August 2014 - Presented by Christina Di Loreto, M.D.


The gastric biopsy shows antral-type gastric mucosa with numerous epithelial metaphase mitotic figures (“ring” mitoses), which are most prominent in the proliferative zone of the glands. There is hyperplasia of the surface epithelium with some epithelial pseudostratification and loss of polarity.

This patient has a history of gout for which he was taking colchicine. The findings in the gastric biopsy are consistent with colchicine toxicity.



Colchicine is an alkaloid derived from Colchicum autmnale  (autumn crocus or meadow saffron) that is FDA-approved for the treatment of gout and familial Mediterranean fever. It produces an anti-inflammatory effect by binding to tubulin and preventing  microtubular formation, leading to inhibition of leukocyte migration, phagocytosis and formation of leukotriene B4.  This inhibition of microtubular formation and function also results in mitotic arrest in dividing cells and is the mechanism of its toxicity.

Colchicine toxicity affects multiple organs, and the effects may occur hours or several days after the exposure. Symptoms of acute toxicity include nausea, vomiting, abdominal pain, and bloody diarrhea. Other observed effects include hepatic necrosis, acuter renal failure, disseminated intravascular coagulation, seizures, and later complications, like bone marrow suppression and alopecia. Chronic poisoning is often subtle and is seen in patients with renal insufficiency and liver disease as well as in patients taking certain medications (e.g., erythromycin, cimetidine, cyclosporine) that result in drug interactions that inhibit colchicine clearance.

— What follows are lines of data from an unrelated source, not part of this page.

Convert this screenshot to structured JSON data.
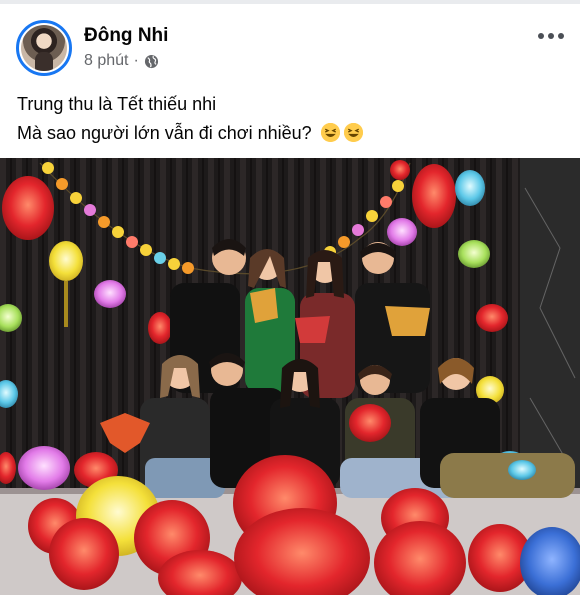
{
  "post": {
    "author_name": "Đông Nhi",
    "timestamp": "8 phút",
    "separator": "·",
    "audience_icon": "globe-icon",
    "more_icon": "more-horizontal-icon",
    "caption_line1": "Trung thu là Tết thiếu nhi",
    "caption_line2": "Mà sao người lớn vẫn đi chơi nhiều?",
    "caption_emojis": [
      "laughing-squint-emoji",
      "laughing-squint-emoji"
    ]
  },
  "colors": {
    "name": "#050505",
    "meta": "#65676b",
    "avatar_ring": "#1877f2",
    "lantern_red": "#e3262c",
    "lantern_yellow": "#f4e03a",
    "lantern_blue": "#3b6fd6"
  },
  "photo": {
    "subject": "group-photo-mid-autumn-lanterns"
  }
}
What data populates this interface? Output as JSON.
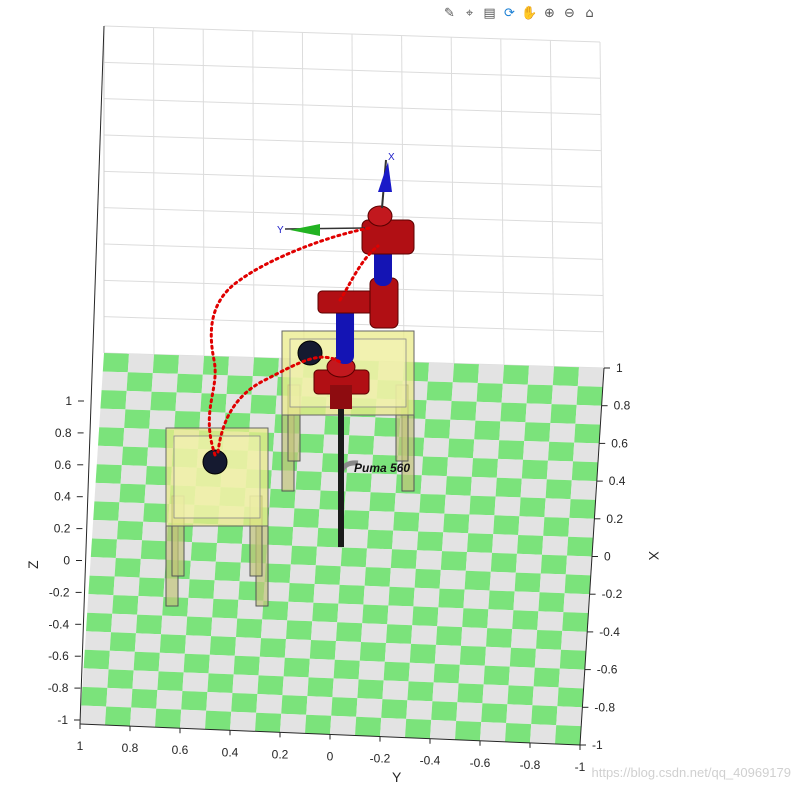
{
  "toolbar": [
    {
      "icon": "brush-icon",
      "glyph": "✎"
    },
    {
      "icon": "data-tips-icon",
      "glyph": "⌖"
    },
    {
      "icon": "legend-icon",
      "glyph": "▤"
    },
    {
      "icon": "rotate-3d-icon",
      "glyph": "⟳"
    },
    {
      "icon": "pan-hand-icon",
      "glyph": "✋"
    },
    {
      "icon": "zoom-in-icon",
      "glyph": "⊕"
    },
    {
      "icon": "zoom-out-icon",
      "glyph": "⊖"
    },
    {
      "icon": "home-icon",
      "glyph": "⌂"
    }
  ],
  "chart_data": {
    "type": "scatter",
    "title": "",
    "robot_name": "Puma 560",
    "frame_labels": {
      "x": "X",
      "y": "Y"
    },
    "xlabel": "X",
    "ylabel": "Y",
    "zlabel": "Z",
    "xlim": [
      -1,
      1
    ],
    "ylim": [
      -1,
      1
    ],
    "zlim": [
      -1,
      1
    ],
    "x_ticks": [
      "1",
      "0.8",
      "0.6",
      "0.4",
      "0.2",
      "0",
      "-0.2",
      "-0.4",
      "-0.6",
      "-0.8",
      "-1"
    ],
    "y_ticks": [
      "1",
      "0.8",
      "0.6",
      "0.4",
      "0.2",
      "0",
      "-0.2",
      "-0.4",
      "-0.6",
      "-0.8",
      "-1"
    ],
    "z_ticks": [
      "1",
      "0.8",
      "0.6",
      "0.4",
      "0.2",
      "0",
      "-0.2",
      "-0.4",
      "-0.6",
      "-0.8",
      "-1"
    ],
    "grid": true,
    "floor": "checkerboard",
    "colors": {
      "trajectory": "#e00000",
      "checker_a": "#7be37b",
      "checker_b": "#e3e3e3",
      "link_red": "#b10f14",
      "link_blue": "#1414b4",
      "table": "#e9eb8a",
      "ball": "#151a30"
    },
    "series": [
      {
        "name": "",
        "points": [
          [
            0.5,
            0.5,
            0.15
          ],
          [
            0.45,
            0.5,
            0.35
          ],
          [
            0.35,
            0.45,
            0.55
          ],
          [
            0.25,
            0.35,
            0.65
          ],
          [
            0.15,
            0.2,
            0.7
          ]
        ]
      },
      {
        "name": "",
        "points": [
          [
            0.5,
            0.5,
            0.15
          ],
          [
            0.5,
            0.4,
            0.25
          ],
          [
            0.55,
            0.25,
            0.3
          ],
          [
            0.6,
            0.1,
            0.3
          ]
        ]
      }
    ]
  },
  "watermark": "https://blog.csdn.net/qq_40969179"
}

Iacobuzio-Dohahue et al have described distinct histopathologic findings in gastrointestinal biopsies of patients with clinical evidence of colchine toxicity: metaphase mitoses, epithelial pseudostratification, loss of polarity, and abundant apoptotic bodies (majority of cases reported).¹ These findings were most obvious in the gastric antrum and duodenum, with Ki-67 staining revealing marked expansion of the proliferative neck region.1 Other studies, including autopsy studies of patients who died of colchicine toxicity, have also described increased mitotic figures in the liver, genitourinary tract, bone marrow, lymph nodes, and respiratory tract.¹-²


  1. Iacobuzio-Donahue DA et al. Colchicine toxicity: distinct morphologic findings in gastrointestinal biopsies. Am J Surg Pathol 2001;25:1067-1073.
  2. Kamath A, Mehal W, Dhanpat J. Colchicine-associated ring mitosis in liver biopsy and their clinical implications. J Clin Gastroenterol 2008;42:1060-1062.
  3. Katzung BG et al (eds). Basic & Clinical Pharmacology, Twelfth edition. New York: McGraw-Hill, 2012.
  4. Olson KR (ed). Poisoning & Drug Overdose. Sixth edition.  New York: McGraw-Hill, 2012.